Today's Times-Tribune reports that at least ten preschools in Lackawanna, Wayne and Susquehanna counties have either remained closed or are on the verge of closing due to the state budget impasse.
The article also discusses new research which suggests that kids who attend preschool are only half as likely to wind up in prison as kids who do not.
The article then segues back to economics, with the Scranton Police Chief pointing out that, "It costs more today to have somebody in state prison than it costs to send someone to college at Penn State University for one year."
What struck me about this article was the seamlessness of the transition among the three topics: economics, education, crime.
If research showed that preschool made no difference - or worse yet - that former preschoolers inordinately comprised the prison population, then would we value education less? Does education have no inherent value?
Similarly, if the financial cost of imprisoning our young people remained less than the cost of college, then would we be happy to keep sending them to prison?
I fear we are becoming a culture in which the majority would say that education is only as important as the income it generates, and that the value of everything - even freedom - can be measured in dollars and cents.
That, to me, is as scary as the scariest crime statistic out there.
Keeping people who should not be in prison out of prison is a big part of my job.

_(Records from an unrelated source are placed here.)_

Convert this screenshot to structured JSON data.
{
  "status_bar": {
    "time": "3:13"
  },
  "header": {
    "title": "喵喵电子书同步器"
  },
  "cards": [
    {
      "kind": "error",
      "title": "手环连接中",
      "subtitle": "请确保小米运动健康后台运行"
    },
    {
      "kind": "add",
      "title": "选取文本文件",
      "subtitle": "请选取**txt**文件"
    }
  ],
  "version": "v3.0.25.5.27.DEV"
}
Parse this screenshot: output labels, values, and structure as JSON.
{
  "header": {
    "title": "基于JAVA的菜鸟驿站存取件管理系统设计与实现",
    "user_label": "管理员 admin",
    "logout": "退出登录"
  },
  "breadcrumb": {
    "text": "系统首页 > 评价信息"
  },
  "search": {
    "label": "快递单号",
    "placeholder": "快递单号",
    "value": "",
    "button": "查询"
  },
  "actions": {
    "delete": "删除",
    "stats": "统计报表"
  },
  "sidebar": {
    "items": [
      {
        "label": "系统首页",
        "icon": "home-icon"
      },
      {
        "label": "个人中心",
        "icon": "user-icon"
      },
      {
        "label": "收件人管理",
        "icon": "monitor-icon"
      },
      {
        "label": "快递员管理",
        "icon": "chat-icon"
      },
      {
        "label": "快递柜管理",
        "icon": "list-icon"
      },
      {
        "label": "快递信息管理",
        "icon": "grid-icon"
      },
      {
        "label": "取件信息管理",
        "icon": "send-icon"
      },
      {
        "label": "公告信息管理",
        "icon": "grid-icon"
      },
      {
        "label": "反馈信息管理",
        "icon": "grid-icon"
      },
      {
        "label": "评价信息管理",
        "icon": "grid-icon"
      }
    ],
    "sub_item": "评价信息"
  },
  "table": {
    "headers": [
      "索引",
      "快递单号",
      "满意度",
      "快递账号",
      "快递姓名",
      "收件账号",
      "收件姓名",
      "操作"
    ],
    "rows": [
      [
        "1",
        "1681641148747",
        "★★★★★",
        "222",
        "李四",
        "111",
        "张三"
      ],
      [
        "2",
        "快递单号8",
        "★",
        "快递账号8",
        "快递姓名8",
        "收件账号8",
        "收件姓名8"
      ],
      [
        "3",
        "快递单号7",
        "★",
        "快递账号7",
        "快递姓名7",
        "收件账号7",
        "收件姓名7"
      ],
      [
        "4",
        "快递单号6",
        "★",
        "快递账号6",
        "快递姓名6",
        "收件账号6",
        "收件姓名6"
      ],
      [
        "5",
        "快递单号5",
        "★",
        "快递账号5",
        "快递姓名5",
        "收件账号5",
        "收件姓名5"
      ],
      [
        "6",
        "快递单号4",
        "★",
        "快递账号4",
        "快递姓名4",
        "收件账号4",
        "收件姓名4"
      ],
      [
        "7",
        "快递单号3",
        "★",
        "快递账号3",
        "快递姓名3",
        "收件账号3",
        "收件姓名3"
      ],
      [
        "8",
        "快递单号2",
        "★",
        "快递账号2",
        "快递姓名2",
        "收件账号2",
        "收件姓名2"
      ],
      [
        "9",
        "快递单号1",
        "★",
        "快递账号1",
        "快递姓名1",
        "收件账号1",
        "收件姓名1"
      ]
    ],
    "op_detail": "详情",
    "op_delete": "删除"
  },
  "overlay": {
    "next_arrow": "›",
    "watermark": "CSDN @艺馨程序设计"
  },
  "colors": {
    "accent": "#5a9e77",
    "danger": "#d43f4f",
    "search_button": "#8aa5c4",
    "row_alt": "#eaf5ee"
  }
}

It means something - something more than money - to the people I serve. Check out some of my client testimonials to see what I mean.